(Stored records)
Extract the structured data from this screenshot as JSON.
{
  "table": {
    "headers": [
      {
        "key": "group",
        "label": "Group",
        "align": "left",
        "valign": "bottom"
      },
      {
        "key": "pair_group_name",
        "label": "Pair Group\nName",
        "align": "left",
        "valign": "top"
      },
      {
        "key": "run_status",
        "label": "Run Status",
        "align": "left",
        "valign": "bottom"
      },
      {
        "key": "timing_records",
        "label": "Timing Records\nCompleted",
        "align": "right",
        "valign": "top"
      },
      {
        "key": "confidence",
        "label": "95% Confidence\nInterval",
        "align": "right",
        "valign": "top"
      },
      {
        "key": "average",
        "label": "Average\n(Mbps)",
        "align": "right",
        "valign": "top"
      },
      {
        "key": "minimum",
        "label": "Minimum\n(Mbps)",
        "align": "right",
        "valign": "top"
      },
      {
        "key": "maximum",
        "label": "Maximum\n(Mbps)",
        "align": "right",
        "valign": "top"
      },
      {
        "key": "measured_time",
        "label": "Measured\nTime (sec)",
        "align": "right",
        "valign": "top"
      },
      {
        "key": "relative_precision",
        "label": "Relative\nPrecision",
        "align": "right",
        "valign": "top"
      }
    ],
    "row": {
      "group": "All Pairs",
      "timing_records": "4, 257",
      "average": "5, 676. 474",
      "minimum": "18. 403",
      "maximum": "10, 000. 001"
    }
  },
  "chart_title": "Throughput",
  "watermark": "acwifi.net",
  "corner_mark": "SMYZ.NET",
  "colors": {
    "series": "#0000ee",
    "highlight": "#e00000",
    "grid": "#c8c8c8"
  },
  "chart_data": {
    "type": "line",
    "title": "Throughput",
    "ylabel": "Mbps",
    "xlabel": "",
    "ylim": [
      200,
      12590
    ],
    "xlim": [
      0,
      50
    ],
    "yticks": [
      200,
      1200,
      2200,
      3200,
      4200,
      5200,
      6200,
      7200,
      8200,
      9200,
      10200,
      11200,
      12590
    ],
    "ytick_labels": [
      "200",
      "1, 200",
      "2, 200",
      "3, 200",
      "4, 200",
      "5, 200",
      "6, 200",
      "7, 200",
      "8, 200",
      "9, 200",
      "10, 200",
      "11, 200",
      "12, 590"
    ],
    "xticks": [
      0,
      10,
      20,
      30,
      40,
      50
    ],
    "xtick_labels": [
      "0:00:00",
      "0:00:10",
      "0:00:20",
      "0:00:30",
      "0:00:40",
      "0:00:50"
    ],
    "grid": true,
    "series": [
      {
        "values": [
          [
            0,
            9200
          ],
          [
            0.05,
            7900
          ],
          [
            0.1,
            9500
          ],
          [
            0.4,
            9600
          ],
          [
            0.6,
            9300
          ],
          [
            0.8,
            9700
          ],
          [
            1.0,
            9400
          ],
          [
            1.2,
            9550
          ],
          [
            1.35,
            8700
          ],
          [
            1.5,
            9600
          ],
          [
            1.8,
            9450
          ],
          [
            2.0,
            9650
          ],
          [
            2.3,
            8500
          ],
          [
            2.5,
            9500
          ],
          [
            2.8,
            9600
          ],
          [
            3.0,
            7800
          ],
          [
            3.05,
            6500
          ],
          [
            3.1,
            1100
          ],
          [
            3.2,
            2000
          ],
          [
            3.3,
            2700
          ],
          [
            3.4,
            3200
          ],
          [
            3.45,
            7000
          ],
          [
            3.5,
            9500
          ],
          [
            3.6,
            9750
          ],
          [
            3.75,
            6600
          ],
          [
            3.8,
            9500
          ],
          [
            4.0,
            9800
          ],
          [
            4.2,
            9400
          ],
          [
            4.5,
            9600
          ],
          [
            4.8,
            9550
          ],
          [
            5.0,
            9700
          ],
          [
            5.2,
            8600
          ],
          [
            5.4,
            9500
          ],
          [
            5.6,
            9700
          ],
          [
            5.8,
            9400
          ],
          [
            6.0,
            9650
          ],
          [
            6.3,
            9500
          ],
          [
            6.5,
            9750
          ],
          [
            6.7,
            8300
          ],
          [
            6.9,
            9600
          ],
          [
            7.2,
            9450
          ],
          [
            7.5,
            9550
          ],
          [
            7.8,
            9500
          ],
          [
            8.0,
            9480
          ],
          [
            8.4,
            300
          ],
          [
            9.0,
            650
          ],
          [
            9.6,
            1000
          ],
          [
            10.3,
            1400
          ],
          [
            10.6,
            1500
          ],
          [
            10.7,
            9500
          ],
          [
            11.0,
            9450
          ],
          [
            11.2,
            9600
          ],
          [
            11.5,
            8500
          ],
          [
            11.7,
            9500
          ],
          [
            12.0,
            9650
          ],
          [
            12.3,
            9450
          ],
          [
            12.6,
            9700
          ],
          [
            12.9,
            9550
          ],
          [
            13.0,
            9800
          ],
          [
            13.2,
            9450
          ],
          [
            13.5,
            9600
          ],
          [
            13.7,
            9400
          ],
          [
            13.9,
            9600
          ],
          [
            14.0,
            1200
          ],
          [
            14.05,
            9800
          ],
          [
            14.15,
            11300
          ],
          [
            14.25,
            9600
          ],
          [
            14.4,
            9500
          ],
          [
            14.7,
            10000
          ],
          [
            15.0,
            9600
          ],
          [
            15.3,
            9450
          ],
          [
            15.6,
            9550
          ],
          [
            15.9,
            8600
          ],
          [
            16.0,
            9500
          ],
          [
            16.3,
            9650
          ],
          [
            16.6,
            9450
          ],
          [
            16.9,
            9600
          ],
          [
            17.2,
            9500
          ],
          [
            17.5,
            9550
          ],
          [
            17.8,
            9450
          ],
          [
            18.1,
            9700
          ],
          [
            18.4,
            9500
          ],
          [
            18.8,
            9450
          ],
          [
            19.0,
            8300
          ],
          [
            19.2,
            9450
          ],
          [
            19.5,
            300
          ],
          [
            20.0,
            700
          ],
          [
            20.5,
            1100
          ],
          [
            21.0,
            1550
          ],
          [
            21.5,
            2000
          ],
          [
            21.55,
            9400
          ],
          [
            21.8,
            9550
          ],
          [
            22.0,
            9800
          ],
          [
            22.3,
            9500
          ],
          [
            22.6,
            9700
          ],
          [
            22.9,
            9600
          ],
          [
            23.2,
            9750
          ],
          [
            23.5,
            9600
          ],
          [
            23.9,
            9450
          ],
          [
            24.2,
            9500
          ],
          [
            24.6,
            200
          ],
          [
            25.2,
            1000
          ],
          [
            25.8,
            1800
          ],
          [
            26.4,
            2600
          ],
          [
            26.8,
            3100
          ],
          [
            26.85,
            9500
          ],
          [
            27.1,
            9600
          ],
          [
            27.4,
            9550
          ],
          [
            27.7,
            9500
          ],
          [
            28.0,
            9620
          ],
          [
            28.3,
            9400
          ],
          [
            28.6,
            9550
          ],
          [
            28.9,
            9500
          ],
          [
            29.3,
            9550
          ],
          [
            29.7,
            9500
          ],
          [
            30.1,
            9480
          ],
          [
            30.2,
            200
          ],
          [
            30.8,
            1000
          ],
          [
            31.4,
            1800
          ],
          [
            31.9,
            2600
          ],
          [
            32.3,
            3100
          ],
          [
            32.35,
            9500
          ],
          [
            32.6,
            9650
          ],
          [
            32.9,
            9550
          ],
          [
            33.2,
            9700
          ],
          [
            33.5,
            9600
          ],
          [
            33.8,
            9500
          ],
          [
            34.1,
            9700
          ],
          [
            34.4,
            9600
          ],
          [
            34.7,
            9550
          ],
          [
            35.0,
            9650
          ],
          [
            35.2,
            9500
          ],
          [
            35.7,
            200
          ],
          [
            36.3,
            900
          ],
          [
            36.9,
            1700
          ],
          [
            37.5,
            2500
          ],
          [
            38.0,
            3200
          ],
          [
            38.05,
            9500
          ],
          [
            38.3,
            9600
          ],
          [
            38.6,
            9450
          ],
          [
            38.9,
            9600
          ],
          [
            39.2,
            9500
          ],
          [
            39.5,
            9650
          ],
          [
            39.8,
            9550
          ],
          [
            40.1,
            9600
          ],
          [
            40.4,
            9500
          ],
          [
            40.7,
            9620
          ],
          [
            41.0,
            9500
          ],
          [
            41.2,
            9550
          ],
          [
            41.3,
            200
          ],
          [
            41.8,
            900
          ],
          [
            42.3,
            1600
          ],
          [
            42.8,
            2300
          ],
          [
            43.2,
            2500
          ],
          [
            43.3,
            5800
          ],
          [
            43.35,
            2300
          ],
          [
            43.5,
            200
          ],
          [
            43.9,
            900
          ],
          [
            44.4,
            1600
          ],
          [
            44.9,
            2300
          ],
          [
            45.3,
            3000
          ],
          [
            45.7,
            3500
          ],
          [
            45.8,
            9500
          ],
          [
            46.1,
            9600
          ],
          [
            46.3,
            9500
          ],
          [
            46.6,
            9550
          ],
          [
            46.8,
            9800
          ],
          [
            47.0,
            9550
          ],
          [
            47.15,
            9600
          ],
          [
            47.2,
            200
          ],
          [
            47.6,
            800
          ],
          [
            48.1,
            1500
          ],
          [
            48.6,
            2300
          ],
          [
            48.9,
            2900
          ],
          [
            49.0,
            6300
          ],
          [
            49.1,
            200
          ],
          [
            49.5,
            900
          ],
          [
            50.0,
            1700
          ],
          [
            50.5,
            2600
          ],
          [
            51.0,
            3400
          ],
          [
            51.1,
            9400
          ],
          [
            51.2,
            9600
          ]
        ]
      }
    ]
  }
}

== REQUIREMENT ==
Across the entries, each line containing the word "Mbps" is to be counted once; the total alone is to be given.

== ANSWER SECTION ==
4